# Problem to work on:
Looking through the data below, work out how many lines have the word "question". Reply with that number only.

# Records shown:
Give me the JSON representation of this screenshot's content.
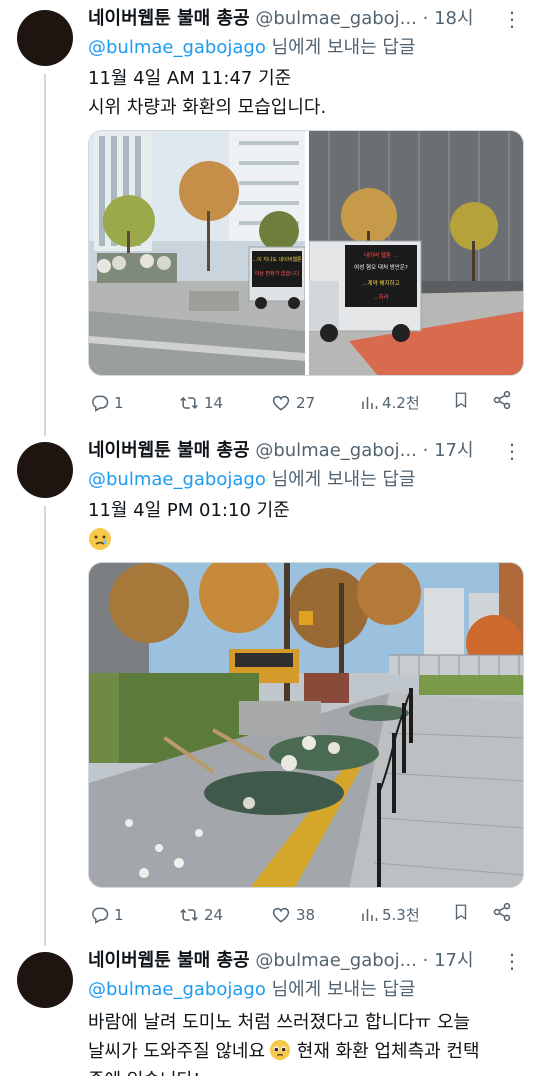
{
  "tweets": [
    {
      "name": "네이버웹툰 불매 총공",
      "handle": "@bulmae_gaboj...",
      "dot": "·",
      "time": "18시",
      "reply_prefix": "@bulmae_gabojago",
      "reply_suffix": " 님에게 보내는 답글",
      "lines": [
        "11월 4일 AM 11:47 기준",
        "시위 차량과 화환의 모습입니다."
      ],
      "truck_sign_left": [
        "...이 지나도 네이버웹툰",
        "이상 변화가 없습니다"
      ],
      "truck_sign_right": [
        "네이버 웹툰 ...",
        "여성 혐오 대처 방안은?",
        "...계약 해지하고",
        "...하라"
      ],
      "stats": {
        "replies": "1",
        "retweets": "14",
        "likes": "27",
        "views": "4.2천"
      }
    },
    {
      "name": "네이버웹툰 불매 총공",
      "handle": "@bulmae_gaboj...",
      "dot": "·",
      "time": "17시",
      "reply_prefix": "@bulmae_gabojago",
      "reply_suffix": " 님에게 보내는 답글",
      "lines": [
        "11월 4일 PM 01:10 기준"
      ],
      "emoji": "sad-face",
      "stats": {
        "replies": "1",
        "retweets": "24",
        "likes": "38",
        "views": "5.3천"
      }
    },
    {
      "name": "네이버웹툰 불매 총공",
      "handle": "@bulmae_gaboj...",
      "dot": "·",
      "time": "17시",
      "reply_prefix": "@bulmae_gabojago",
      "reply_suffix": " 님에게 보내는 답글",
      "line1": "바람에 날려 도미노 처럼 쓰러졌다고 합니다ㅠ 오늘",
      "line2_a": "날씨가 도와주질 않네요",
      "line2_b": " 현재 화환 업체측과 컨택",
      "line3": "중에 있습니다!"
    }
  ],
  "colors": {
    "text": "#0f1419",
    "muted": "#536471",
    "link": "#1d9bf0",
    "border": "#cfd9de",
    "avatar": "#1e1510"
  }
}
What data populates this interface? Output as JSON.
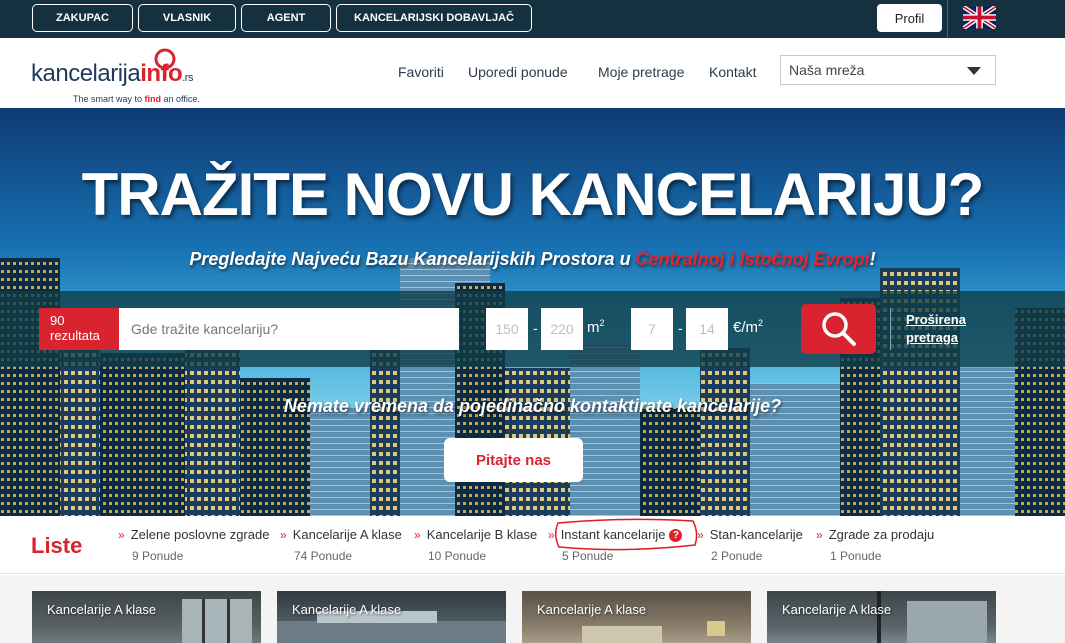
{
  "topbar": {
    "roles": [
      "ZAKUPAC",
      "VLASNIK",
      "AGENT",
      "KANCELARIJSKI DOBAVLJAČ"
    ],
    "profile_label": "Profil",
    "language_flag": "uk-flag-icon"
  },
  "logo": {
    "word": "kancelarija",
    "info": "info",
    "tld": ".rs",
    "tagline_pre": "The smart way to ",
    "tagline_find": "find",
    "tagline_post": " an office."
  },
  "nav": {
    "items": [
      "Favoriti",
      "Uporedi ponude",
      "Moje pretrage",
      "Kontakt"
    ],
    "network_select": "Naša mreža"
  },
  "hero": {
    "title": "TRAŽITE NOVU KANCELARIJU?",
    "subtitle_pre": "Pregledajte Najveću Bazu Kancelarijskih Prostora u ",
    "subtitle_highlight": "Centralnoj i Istočnoj Evropi",
    "subtitle_post": "!",
    "question": "Nemate vremena da pojedinačno kontaktirate kancelarije?",
    "ask_button": "Pitajte nas"
  },
  "search": {
    "results_count": "90",
    "results_label": "rezultata",
    "placeholder": "Gde tražite kancelariju?",
    "area_min": "150",
    "area_max": "220",
    "area_unit": "m",
    "area_unit_sup": "2",
    "price_min": "7",
    "price_max": "14",
    "price_unit": "€/m",
    "price_unit_sup": "2",
    "dash": "-",
    "advanced_line1": "Proširena",
    "advanced_line2": "pretraga",
    "search_icon": "search-icon"
  },
  "lists": {
    "title": "Liste",
    "items": [
      {
        "name": "Zelene poslovne zgrade",
        "count": "9 Ponude"
      },
      {
        "name": "Kancelarije A klase",
        "count": "74 Ponude"
      },
      {
        "name": "Kancelarije B klase",
        "count": "10 Ponude"
      },
      {
        "name": "Instant kancelarije",
        "count": "5 Ponude"
      },
      {
        "name": "Stan-kancelarije",
        "count": "2 Ponude"
      },
      {
        "name": "Zgrade za prodaju",
        "count": "1 Ponude"
      }
    ],
    "help_icon": "question-circle-icon"
  },
  "cards": [
    {
      "label": "Kancelarije A klase"
    },
    {
      "label": "Kancelarije A klase"
    },
    {
      "label": "Kancelarije A klase"
    },
    {
      "label": "Kancelarije A klase"
    }
  ],
  "colors": {
    "brand_red": "#d9232f",
    "topbar": "#15303f",
    "navy": "#1d3a5c"
  }
}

# Your solution:
2